  • Witness statements – if there were any witnesses to the accident, you should make a record of their names, addresses, and phone numbers. Witness statements can then be requested by your solicitor, which can be used to back up your account of the events that took place. This evidence is particularly helpful if the third party denies liability.
  • Photographs – as the saying goes, a picture can paint a thousand words. Taking photos of the scene of the accident, the vehicle damage and injuries can be used as great evidence to support your compensation claim. If the incident was captured on CCTV, you have a legal right to receive a copy from the camera owner. This can be requested by our solicitors on your behalf if it is needed to prove that another person was at fault.
  • Medical records – whenever you visit your GP or a hospital, the details of these visits are recorded in your medical records. It can also be a worthwhile exercise to keep a diary of these visits, along with any medication or treatments you have received. Writing down how the injuries have affected you, such as having to miss work, being unable to perform certain tasks, etc. can also be used to demonstrate the extent and impact of your injuries.
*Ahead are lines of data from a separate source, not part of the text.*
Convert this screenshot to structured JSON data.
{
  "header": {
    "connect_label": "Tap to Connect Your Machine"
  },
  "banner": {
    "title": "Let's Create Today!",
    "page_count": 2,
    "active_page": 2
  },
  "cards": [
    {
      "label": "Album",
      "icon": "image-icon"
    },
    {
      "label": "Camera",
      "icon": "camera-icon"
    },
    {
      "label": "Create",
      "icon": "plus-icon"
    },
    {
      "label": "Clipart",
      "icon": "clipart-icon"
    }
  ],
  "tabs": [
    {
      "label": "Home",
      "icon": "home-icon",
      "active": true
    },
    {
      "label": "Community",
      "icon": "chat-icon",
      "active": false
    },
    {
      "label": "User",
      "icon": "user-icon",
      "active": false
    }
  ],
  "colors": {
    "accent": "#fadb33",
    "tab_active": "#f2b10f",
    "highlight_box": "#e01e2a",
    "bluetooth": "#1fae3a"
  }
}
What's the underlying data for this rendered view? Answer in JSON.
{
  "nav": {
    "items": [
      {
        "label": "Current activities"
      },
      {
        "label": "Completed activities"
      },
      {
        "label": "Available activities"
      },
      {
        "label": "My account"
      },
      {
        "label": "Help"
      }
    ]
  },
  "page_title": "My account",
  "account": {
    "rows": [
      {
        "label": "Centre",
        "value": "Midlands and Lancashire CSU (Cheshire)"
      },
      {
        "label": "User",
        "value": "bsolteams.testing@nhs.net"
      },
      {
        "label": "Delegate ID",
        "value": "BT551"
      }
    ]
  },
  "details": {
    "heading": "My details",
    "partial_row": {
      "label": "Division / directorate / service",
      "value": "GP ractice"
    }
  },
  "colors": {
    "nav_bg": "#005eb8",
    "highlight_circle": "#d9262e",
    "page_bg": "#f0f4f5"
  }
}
The next stage is to seek legal advice from an experienced firm of personal injury solicitors. They will be able to assess if you have a valid claim for road accident compensation, and if you do, they will be able to start legal proceedings against the party at fault for your accident.

Accidents involving uninsured or hit and run drivers

Under UK law, all motor vehicles, which includes cars, buses, lorries, motorbikes and vans, must have valid insurance to be on the road. If you are involved in an accident, it is the insurance policy of the person at fault that will pay compensation for your personal injury and vehicle damage.

Unfortunately, thousands of people break the law by driving without valid insurance, or they fail to stop at the scene of an accident. In these cases, there is no insurance policy to claim against, but this doesn’t mean you should be left out of pocket. For this very reason, the Motor Insurers’ Bureau (MIB) was established to protect the victims of these type of accidents.

The MIB is funded by insurance companies and enables you to pursue a claim for compensation if you are injured by an uninsured or untraced driver (hit and run).

The annual cost of uninsured drivers is estimated by the Motor Insurers' Bureau (MIB) to be around £400 million per year.

Want to find out more?

If you or a member of your family has suffered injuries in a road accident, it is important to seek legal advice from an experienced personal injury solicitor as soon as possible.

We offer a free claim assessment service for all types of accidents. An experienced claims assessor will conduct this service over the phone, and it usually takes less than 10 minutes.

We will assess the potential success of your claim and provide guidance on how much compensation you may be entitled to. We will also be happy to answer any questions you may have regarding your compensation claim and explain what your options are.

If you decide to pursue your legal right to claim, we will be happy to work for you on a No Win No Fee basis. This ensures that making your claim does not put you in any financial risk, and also means you can start your claim without having to pay a penny.

To get started, simply request a call back using the contact forms provided. Alternatively, you can find out more information about different types of road traffic accident claims using the links below.

Car Accidents

Motorbike Accidents

Bicycle Accidents

Pedestrian Accidents